  10. King, P.T. (2009) The Pathophysiology of Bronchiectasis. International Journal of Chronic Obstructive Pulmonary Disease, 4, 411-419.
  11. McLaughlin, V.V., Archer, S.L., Badesch, D.B., Barst, R.J., Farber, H.W., Lindner, J.R., et al. (2009) ACCF/AHA 2009 Expert Consensus Document on Pulmonary Hypertension: A Report of the American College of Cardiology Foundation Task Force on Expert Consensus Documents and the American Heart Association: Developed in Collaboration with the American College of Chest Physicians, American Thoracic Society, Inc., and the Pulmonary Hypertension Association. Circulation, 119, 2250-2294.
  12. Widlitz, A. and Barst, R.J. (2003) Pulmonary Arterial Hypertension in Children. European Respiratory Journal, 21, 155-176.
  13. Barst, R., Maislin, G. and Fishman, A. (1999) Vasodilator Therapy for Primary Pulmonary Hypertension in Children. Circulation, 99, 1197-1208.
  14. Zeng, W.J., Sun, Y.J., Gu, Q., Xiong, C.M., Li, J.J. and He, J.G. (2012) Impact of Sildenafil on Survival of Patients with Idiopathic Pulmonary Arterial Hypertension.
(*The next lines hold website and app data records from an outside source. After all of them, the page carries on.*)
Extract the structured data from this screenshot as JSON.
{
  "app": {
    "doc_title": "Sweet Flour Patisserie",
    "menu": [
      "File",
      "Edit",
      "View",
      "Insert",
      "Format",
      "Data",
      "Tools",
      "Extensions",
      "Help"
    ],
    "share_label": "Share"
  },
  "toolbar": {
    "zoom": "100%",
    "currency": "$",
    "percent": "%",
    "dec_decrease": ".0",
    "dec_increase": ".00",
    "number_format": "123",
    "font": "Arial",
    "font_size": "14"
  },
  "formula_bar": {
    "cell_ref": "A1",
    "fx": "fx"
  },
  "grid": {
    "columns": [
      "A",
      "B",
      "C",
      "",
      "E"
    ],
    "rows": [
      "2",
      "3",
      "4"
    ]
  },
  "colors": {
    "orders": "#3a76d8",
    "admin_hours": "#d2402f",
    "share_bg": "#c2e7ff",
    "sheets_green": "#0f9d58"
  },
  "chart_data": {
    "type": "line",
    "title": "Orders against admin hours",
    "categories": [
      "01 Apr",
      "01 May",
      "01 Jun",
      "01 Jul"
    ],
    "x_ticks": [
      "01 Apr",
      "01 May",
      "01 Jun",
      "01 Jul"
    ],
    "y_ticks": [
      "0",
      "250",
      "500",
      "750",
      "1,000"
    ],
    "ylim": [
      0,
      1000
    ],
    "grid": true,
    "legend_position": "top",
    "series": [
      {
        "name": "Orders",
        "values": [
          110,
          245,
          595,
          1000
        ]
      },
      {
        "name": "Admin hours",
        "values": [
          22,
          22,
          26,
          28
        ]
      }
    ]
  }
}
Journal of Clinical Pharmacology, 52, 1357-1364.
  15. Daniels, S.R., Arnett, D.K., Eckel, R.H., Gidding, S.S., Hayman, L.L., Kumanyika, S., et al. (2005) Overweight in Children and Adolescents Pathophysiology, Consequences, Prevention, and Treatment. Circulation, 111, 1999-2012.